4D Printing Is Here
We were all impressed by 3D printing for a hot minute, but that's all over now. Enter "4D printing," the printing which also involves the fourth dimension: time. Applause, applause, applause.
Scientists at the Wyss Institute for Biologically Inspired Engineering at Harvard have developed hydrogel structures which change their shape when placed in water. In other words, they are able to respond to their environment (in this case, the water) the same way a plant does to its own environment: a sunflower bends toward the light, a vine climbs up a building for support, a pinecone spreads open, and so on.

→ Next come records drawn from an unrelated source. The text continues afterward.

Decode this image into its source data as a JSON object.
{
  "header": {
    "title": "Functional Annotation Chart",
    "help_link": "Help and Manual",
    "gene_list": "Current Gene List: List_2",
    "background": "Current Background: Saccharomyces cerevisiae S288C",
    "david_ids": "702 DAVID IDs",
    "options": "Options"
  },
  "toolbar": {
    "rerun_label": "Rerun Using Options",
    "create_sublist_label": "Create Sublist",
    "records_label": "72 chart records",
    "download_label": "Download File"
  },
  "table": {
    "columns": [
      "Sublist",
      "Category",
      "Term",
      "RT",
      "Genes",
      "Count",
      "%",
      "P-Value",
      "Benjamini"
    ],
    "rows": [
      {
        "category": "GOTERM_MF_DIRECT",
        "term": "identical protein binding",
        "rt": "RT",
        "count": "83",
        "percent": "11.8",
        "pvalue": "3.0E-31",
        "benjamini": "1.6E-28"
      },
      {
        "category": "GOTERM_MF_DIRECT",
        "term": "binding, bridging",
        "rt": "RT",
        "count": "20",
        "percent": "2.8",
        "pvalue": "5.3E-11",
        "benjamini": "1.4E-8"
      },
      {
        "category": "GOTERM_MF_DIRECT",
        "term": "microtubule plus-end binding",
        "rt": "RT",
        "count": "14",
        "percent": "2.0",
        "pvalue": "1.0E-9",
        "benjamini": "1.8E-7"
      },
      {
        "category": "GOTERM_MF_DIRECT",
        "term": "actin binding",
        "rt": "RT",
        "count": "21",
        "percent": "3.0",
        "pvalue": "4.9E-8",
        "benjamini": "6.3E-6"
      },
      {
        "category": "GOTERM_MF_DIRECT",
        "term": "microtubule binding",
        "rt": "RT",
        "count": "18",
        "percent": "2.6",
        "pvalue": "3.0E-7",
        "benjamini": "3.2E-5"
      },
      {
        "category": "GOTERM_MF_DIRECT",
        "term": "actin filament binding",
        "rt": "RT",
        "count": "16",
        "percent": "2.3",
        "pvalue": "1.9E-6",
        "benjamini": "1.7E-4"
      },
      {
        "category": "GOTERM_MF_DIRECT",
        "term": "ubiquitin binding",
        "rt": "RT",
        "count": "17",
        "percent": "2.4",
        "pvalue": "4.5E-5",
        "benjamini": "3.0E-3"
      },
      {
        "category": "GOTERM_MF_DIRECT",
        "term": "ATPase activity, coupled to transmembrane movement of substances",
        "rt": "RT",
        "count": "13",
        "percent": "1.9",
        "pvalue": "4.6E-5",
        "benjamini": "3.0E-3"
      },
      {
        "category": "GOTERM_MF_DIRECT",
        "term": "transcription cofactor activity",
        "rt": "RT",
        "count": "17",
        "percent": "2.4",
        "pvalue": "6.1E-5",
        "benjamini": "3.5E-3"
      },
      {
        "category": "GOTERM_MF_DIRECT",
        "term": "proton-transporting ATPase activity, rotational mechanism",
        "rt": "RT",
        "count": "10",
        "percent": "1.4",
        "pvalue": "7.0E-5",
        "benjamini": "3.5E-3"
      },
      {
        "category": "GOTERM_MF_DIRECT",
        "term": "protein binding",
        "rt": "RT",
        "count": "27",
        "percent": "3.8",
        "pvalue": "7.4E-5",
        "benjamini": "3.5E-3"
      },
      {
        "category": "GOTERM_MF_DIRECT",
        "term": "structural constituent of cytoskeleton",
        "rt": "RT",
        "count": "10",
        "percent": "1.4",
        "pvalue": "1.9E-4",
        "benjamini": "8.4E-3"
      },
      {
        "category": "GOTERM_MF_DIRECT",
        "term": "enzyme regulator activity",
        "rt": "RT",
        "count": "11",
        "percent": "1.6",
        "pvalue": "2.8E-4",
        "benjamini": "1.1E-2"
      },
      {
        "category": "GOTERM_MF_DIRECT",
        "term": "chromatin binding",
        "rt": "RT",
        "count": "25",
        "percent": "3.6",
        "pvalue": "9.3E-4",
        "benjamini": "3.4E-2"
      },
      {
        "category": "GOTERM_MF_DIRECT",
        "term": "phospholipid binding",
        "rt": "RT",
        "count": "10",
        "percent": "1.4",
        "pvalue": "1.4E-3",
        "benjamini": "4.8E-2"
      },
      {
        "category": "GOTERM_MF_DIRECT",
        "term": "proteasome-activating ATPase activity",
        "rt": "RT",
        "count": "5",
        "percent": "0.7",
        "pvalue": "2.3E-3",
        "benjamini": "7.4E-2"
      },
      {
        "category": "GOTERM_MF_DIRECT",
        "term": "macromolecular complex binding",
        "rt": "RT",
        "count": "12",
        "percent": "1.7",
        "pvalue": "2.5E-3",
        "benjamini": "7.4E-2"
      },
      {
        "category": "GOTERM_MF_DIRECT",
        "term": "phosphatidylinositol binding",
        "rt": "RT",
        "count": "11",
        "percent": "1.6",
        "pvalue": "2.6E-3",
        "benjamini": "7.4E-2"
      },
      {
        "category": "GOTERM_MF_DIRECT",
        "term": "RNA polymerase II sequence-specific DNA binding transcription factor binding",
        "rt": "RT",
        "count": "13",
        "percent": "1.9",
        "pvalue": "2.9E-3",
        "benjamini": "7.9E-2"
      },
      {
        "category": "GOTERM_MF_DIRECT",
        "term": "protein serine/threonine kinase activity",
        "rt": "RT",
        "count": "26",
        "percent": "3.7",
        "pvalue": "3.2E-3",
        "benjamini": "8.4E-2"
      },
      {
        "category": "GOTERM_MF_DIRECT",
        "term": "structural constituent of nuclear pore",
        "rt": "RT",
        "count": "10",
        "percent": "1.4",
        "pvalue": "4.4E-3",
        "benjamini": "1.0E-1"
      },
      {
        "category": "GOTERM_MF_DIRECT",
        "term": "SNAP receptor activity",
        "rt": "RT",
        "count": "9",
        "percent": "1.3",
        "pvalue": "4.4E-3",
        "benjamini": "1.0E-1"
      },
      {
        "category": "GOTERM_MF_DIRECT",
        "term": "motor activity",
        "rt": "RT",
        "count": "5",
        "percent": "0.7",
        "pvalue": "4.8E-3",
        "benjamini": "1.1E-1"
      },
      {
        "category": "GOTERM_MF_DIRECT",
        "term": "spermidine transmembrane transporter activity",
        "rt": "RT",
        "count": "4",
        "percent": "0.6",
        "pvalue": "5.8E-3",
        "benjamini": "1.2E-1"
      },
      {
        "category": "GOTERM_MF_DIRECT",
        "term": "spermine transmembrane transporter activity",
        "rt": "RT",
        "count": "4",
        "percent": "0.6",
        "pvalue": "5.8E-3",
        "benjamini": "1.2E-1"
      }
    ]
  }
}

The researchers didn't have to look far for inspiration, but they did have to leave the lab. Using flowers, leaves and tendrils as their muses, the engineers took cellulose fibrils (very small fibers) from wood, in order to work with the same sort of matter that gives plants their unique properties. They then manipulated that cellulose to form hydrogel structures. Hydrogel is especially well-regarded for its ability to absorb water.
Once the material was designed, the engineers used a mathematical model to print the material in a specific manner so that it would transform its shape in whatever way they desired. Check out the cool video at bottom to see what this looks like.
As the senior author of the study, Jennifer Lewis, put it, "We have now gone beyond integrating form and function to create transformable architectures."
The team effort was truly interdisciplinary, comprised of experts from the fields of engineering, mathematics, chemistry and, of course, plant biology. They foresee it having countless applications, including industrial machinery, robotics, administration of medicine, and engineering tissues for medical patients. It could also lead to objects that can self-regulate and even take over the task of building themselves.
The study was published Jan. 25 in the journal Nature Materials.
Check out this video from Harvard where the printer uses hydrogel composite ink containing aligned cellulose fibrils to outline the orchid-shaped structure.